# [Task item]
Your answer should consist of every line from the records that holds the string "MainMap".

# [Given information]

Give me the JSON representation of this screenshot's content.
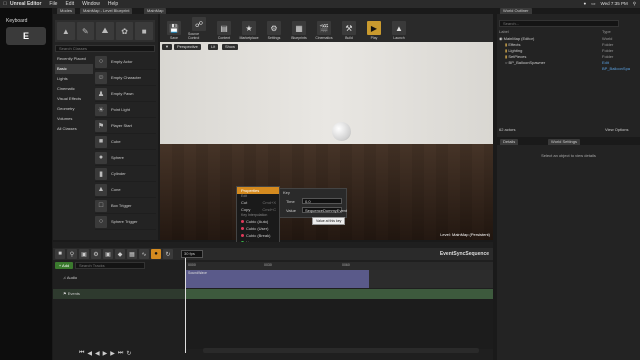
{
  "menubar": {
    "apple": "",
    "app": "Unreal Editor",
    "items": [
      "File",
      "Edit",
      "Window",
      "Help"
    ],
    "status": [
      "Wed 7:35 PM"
    ]
  },
  "keyboard": {
    "title": "Keyboard",
    "key": "E"
  },
  "modes": {
    "tab": "Modes",
    "search_placeholder": "Search Classes",
    "categories": [
      "Recently Placed",
      "Basic",
      "Lights",
      "Cinematic",
      "Visual Effects",
      "Geometry",
      "Volumes",
      "All Classes"
    ],
    "selected_category": "Basic",
    "items": [
      "Empty Actor",
      "Empty Character",
      "Empty Pawn",
      "Point Light",
      "Player Start",
      "Cube",
      "Sphere",
      "Cylinder",
      "Cone",
      "Box Trigger",
      "Sphere Trigger"
    ]
  },
  "doc_tabs": [
    "MainMap - Level Blueprint",
    "MainMap"
  ],
  "toolbar": {
    "buttons": [
      "Save",
      "Source Control",
      "Content",
      "Marketplace",
      "Settings",
      "Blueprints",
      "Cinematics",
      "Build",
      "Play",
      "Launch"
    ]
  },
  "viewport": {
    "buttons": [
      "Perspective",
      "Lit",
      "Show"
    ],
    "level": "Level:  MainMap (Persistent)"
  },
  "context_menu": {
    "properties": "Properties",
    "edit_header": "Edit",
    "cut": "Cut",
    "copy": "Copy",
    "cut_shortcut": "Cmd+X",
    "copy_shortcut": "Cmd+C",
    "interp_header": "Key Interpolation",
    "interp": [
      {
        "label": "Cubic (Auto)",
        "color": "#e03a5a"
      },
      {
        "label": "Cubic (User)",
        "color": "#e03a5a"
      },
      {
        "label": "Cubic (Break)",
        "color": "#e03a5a"
      },
      {
        "label": "Linear",
        "color": "#3ab84a"
      },
      {
        "label": "Constant",
        "color": "#3a8ad8"
      }
    ],
    "keys_header": "Keys",
    "keys": [
      "Set Key Frame",
      "Snap to Frame",
      "Delete"
    ]
  },
  "key_panel": {
    "title": "Key",
    "time_label": "Time",
    "time_value": "0.0",
    "value_label": "Value",
    "value_value": "SequenceDummyEvent",
    "tooltip": "Value at this key"
  },
  "outliner": {
    "tab": "World Outliner",
    "search_placeholder": "Search...",
    "col_label": "Label",
    "col_type": "Type",
    "rows": [
      {
        "label": "MainMap (Editor)",
        "type": "World"
      },
      {
        "label": "Effects",
        "type": "Folder"
      },
      {
        "label": "Lighting",
        "type": "Folder"
      },
      {
        "label": "SetPieces",
        "type": "Folder"
      },
      {
        "label": "BP_BalloonSpawner",
        "type": "Edit BP_BalloonSpa"
      }
    ],
    "count": "62 actors",
    "view_options": "View Options"
  },
  "details": {
    "tabs": [
      "Details",
      "World Settings"
    ],
    "empty": "Select an object to view details"
  },
  "sequencer": {
    "tabs": [
      "Content Browser",
      "Sequencer"
    ],
    "fps": "30 fps",
    "name": "EventSyncSequence",
    "add_button": "+ Add",
    "search_placeholder": "Search Tracks",
    "tracks": [
      "Audio",
      "Events"
    ],
    "audio_clip": "SoundWave",
    "ticks": [
      "0000",
      "0030",
      "0060"
    ]
  },
  "colors": {
    "accent": "#d48a1f",
    "play": "#c99a2e",
    "audio_lane": "#5a5a8a",
    "event_lane": "#3d5a3d"
  }
}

# [Answer space]
    "MainMap - Level Blueprint",
    "MainMap"
    "level": "Level:  MainMap (Persistent)"
        "label": "MainMap (Editor)",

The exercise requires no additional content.